This series, which consists of 900 specimens, was photographed inside a WWII bunker in Switzerland. Pearlman says that she is intrigued by the beautiful complexity of the ammo set against its destructive purpose, at once showing off humanity's ability to create and destroy. You can see more cross-sections on Pearlman's website.


[Sabine Pearlman via mashKULTURE]


Edit: Commenter Phil Metal Jacket points us to these labels, identified by Redditor DrakeGmbH. From top to bottom, left to right:

1. Some flavor of 5.56x45 loaded with a steel projectile in a copper half-jacket to protect the bore

2. 5.56mm XM216 SPIW Flechette

3. 7.62/.220 Salvo Squeezebore

1. 7.62x51mm Plastic short-range training tracer

2. This one is curious - it looks like a 7.62x51mm but the interior looks like a 'sabotage' cartridge as it appears to be loaded with a blasting cap and a small amount of explosive. Upon further consideration, I believe it may be a 7.92mm Mauser rather than a 7.62mm NATO based on the case dimensions and bullet construction.

3. 6.5x55mm wood bullet blank (guessing at the cartridge on that one, it looks right!)

1. 9x19mm Cobra "High Safety Ammunition" - steel darts inside a polymer sabot

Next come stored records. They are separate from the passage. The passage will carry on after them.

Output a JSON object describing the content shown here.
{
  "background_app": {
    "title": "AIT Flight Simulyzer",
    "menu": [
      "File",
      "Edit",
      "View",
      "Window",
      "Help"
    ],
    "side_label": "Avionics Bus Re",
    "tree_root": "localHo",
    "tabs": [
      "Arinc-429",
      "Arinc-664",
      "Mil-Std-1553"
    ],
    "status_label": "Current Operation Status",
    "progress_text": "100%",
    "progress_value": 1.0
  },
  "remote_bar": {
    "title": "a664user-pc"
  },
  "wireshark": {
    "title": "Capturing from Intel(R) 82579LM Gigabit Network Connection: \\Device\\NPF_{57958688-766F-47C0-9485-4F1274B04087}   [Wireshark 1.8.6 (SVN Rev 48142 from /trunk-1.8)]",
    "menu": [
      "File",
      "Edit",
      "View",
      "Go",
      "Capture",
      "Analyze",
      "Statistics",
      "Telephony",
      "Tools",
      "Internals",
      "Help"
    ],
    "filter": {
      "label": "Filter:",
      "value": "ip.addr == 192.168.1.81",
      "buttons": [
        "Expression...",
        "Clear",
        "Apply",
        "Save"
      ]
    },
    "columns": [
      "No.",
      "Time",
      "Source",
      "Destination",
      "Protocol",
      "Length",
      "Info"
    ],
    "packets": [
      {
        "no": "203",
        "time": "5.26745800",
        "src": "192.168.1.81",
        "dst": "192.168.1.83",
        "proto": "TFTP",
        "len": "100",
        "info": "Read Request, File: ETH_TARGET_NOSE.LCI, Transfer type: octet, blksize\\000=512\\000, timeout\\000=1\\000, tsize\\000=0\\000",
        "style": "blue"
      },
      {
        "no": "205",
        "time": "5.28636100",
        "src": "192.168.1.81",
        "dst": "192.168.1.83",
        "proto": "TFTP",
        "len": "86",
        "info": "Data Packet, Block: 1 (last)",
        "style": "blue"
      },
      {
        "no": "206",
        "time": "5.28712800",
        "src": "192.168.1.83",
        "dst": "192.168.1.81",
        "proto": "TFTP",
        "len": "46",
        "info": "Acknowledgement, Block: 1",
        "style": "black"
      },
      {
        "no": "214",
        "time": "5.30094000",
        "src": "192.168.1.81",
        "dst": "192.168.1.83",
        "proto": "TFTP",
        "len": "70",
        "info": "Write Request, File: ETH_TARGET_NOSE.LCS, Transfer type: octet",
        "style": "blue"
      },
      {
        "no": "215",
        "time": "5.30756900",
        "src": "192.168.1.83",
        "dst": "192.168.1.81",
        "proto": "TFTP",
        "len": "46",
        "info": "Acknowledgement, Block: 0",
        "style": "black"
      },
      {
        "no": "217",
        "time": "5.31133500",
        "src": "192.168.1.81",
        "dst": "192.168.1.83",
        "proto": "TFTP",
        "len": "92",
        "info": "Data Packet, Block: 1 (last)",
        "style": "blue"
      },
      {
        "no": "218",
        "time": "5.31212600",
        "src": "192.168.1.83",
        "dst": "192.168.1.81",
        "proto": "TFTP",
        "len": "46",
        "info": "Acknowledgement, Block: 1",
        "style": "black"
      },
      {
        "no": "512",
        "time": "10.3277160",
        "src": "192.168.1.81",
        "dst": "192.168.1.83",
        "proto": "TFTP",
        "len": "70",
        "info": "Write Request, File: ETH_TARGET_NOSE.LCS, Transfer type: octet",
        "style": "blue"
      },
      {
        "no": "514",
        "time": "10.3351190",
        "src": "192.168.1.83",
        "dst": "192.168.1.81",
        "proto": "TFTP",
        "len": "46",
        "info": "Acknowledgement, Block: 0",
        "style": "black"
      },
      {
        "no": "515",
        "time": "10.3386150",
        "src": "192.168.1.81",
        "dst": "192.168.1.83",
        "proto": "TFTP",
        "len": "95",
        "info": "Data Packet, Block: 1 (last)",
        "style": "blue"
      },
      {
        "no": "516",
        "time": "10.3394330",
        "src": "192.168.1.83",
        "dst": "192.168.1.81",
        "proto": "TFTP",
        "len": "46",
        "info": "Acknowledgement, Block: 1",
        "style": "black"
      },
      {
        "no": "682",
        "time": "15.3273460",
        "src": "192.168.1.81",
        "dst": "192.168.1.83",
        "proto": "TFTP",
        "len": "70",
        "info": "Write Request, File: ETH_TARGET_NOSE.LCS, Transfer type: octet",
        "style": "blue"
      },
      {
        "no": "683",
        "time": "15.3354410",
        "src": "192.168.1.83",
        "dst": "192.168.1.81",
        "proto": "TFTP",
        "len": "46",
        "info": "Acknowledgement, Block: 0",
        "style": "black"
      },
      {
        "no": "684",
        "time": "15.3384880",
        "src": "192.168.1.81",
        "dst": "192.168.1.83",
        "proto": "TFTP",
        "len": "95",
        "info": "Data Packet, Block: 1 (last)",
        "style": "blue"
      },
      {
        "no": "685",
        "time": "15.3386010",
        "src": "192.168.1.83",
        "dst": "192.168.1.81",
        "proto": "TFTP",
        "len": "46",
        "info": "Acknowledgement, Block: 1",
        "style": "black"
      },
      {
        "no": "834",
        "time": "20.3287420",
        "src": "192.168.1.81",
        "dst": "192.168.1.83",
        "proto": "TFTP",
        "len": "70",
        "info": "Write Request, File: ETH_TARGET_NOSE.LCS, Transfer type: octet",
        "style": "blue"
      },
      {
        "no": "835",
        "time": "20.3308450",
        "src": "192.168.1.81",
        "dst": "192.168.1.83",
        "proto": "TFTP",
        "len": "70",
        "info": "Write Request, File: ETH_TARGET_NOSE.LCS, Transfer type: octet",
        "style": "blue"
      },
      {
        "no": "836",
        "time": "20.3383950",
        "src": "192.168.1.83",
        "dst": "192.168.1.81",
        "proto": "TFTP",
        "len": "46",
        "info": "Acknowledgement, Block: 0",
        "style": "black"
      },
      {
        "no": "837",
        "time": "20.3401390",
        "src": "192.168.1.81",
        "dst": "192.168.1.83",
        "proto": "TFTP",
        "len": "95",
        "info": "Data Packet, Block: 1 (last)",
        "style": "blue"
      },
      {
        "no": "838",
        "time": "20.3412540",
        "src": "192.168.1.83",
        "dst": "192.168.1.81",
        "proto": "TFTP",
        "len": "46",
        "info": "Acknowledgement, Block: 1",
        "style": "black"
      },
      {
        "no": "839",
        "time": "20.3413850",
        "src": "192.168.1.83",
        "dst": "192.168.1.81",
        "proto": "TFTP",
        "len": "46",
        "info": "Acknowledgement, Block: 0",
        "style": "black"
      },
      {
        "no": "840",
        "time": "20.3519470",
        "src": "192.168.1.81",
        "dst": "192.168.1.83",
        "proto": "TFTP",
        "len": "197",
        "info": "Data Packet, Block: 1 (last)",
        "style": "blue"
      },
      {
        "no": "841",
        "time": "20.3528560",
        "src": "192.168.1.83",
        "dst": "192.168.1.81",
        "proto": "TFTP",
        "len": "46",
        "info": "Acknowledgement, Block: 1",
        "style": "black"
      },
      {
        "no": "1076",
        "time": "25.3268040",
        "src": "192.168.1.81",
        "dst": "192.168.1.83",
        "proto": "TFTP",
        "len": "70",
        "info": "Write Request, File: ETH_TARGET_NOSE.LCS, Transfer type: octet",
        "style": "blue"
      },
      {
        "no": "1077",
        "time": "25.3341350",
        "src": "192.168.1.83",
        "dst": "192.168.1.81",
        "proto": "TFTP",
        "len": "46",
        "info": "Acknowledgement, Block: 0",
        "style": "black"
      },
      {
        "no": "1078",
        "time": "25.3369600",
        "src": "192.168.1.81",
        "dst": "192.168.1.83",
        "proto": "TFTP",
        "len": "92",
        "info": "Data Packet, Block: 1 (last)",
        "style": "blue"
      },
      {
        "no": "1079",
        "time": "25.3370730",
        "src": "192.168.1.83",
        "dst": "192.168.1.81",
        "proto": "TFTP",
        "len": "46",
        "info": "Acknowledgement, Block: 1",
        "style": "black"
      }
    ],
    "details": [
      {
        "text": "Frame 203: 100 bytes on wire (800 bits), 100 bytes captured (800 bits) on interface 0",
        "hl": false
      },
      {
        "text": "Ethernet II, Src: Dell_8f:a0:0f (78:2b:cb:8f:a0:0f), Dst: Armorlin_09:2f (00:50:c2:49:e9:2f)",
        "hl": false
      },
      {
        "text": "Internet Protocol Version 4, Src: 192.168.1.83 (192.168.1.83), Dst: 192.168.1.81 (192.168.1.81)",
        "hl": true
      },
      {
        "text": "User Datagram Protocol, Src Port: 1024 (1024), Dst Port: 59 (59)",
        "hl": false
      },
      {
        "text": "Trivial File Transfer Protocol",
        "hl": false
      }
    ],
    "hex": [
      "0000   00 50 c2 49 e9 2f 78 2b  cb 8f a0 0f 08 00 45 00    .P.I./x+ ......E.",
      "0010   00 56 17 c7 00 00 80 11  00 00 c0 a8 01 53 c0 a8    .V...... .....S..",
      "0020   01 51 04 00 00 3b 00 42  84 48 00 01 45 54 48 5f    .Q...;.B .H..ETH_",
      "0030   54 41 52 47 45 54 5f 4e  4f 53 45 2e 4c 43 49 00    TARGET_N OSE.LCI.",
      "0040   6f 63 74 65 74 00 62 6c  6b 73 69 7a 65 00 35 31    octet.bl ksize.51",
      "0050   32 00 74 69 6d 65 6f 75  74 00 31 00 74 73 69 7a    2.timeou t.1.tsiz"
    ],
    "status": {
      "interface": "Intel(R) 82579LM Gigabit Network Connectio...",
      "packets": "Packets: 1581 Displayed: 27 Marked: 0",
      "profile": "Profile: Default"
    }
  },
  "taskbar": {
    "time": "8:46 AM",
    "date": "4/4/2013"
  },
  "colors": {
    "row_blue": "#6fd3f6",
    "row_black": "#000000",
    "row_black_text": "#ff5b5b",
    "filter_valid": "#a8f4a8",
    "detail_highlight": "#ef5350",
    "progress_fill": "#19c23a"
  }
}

2. 9x19mm Israeli riot control - steel balls embedded in amber resin